Work to be completed: The response has to reproduce all entries exactly while excluding their pictures.

[Dataset rows for apps and sites]
····················

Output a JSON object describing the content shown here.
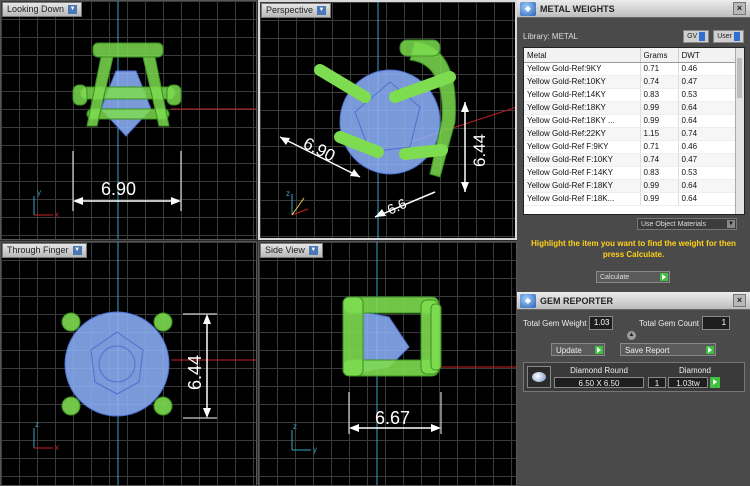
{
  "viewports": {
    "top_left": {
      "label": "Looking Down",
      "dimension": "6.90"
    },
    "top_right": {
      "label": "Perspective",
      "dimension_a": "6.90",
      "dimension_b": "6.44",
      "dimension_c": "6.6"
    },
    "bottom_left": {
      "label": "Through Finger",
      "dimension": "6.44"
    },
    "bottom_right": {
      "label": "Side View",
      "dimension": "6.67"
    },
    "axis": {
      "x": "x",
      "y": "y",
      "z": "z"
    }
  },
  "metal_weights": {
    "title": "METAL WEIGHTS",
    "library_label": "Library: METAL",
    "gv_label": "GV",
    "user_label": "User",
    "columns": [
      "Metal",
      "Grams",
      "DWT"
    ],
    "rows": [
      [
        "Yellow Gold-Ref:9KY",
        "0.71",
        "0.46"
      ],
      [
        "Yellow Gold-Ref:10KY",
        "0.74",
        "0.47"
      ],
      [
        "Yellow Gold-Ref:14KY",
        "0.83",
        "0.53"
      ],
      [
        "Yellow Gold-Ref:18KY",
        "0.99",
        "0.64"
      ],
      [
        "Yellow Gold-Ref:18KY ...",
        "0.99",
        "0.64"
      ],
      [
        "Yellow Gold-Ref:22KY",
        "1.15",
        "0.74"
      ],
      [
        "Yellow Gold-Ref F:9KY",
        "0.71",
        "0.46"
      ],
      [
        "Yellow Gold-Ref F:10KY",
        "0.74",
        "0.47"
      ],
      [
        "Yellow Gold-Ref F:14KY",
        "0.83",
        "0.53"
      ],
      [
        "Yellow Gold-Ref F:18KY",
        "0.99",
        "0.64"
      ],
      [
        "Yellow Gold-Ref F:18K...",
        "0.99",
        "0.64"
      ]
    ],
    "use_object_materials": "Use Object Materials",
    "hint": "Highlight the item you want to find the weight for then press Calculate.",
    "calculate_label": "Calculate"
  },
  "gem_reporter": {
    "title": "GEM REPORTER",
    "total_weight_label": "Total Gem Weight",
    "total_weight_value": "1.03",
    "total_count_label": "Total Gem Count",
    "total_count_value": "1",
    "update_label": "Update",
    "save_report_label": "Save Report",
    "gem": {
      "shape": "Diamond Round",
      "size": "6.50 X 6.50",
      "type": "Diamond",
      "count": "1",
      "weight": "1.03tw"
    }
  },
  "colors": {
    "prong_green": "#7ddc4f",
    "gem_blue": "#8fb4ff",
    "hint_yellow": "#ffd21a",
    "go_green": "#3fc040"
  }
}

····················

Completed task:
Output a JSON object describing the content shown here.
{
  "viewports": {
    "top_left": {
      "label": "Looking Down",
      "dimension": "6.90"
    },
    "top_right": {
      "label": "Perspective",
      "dimension_a": "6.90",
      "dimension_b": "6.44",
      "dimension_c": "6.6"
    },
    "bottom_left": {
      "label": "Through Finger",
      "dimension": "6.44"
    },
    "bottom_right": {
      "label": "Side View",
      "dimension": "6.67"
    },
    "axis": {
      "x": "x",
      "y": "y",
      "z": "z"
    }
  },
  "metal_weights": {
    "title": "METAL WEIGHTS",
    "library_label": "Library: METAL",
    "gv_label": "GV",
    "user_label": "User",
    "columns": [
      "Metal",
      "Grams",
      "DWT"
    ],
    "rows": [
      [
        "Yellow Gold-Ref:9KY",
        "0.71",
        "0.46"
      ],
      [
        "Yellow Gold-Ref:10KY",
        "0.74",
        "0.47"
      ],
      [
        "Yellow Gold-Ref:14KY",
        "0.83",
        "0.53"
      ],
      [
        "Yellow Gold-Ref:18KY",
        "0.99",
        "0.64"
      ],
      [
        "Yellow Gold-Ref:18KY ...",
        "0.99",
        "0.64"
      ],
      [
        "Yellow Gold-Ref:22KY",
        "1.15",
        "0.74"
      ],
      [
        "Yellow Gold-Ref F:9KY",
        "0.71",
        "0.46"
      ],
      [
        "Yellow Gold-Ref F:10KY",
        "0.74",
        "0.47"
      ],
      [
        "Yellow Gold-Ref F:14KY",
        "0.83",
        "0.53"
      ],
      [
        "Yellow Gold-Ref F:18KY",
        "0.99",
        "0.64"
      ],
      [
        "Yellow Gold-Ref F:18K...",
        "0.99",
        "0.64"
      ]
    ],
    "use_object_materials": "Use Object Materials",
    "hint": "Highlight the item you want to find the weight for then press Calculate.",
    "calculate_label": "Calculate"
  },
  "gem_reporter": {
    "title": "GEM REPORTER",
    "total_weight_label": "Total Gem Weight",
    "total_weight_value": "1.03",
    "total_count_label": "Total Gem Count",
    "total_count_value": "1",
    "update_label": "Update",
    "save_report_label": "Save Report",
    "gem": {
      "shape": "Diamond Round",
      "size": "6.50 X 6.50",
      "type": "Diamond",
      "count": "1",
      "weight": "1.03tw"
    }
  },
  "colors": {
    "prong_green": "#7ddc4f",
    "gem_blue": "#8fb4ff",
    "hint_yellow": "#ffd21a",
    "go_green": "#3fc040"
  }
}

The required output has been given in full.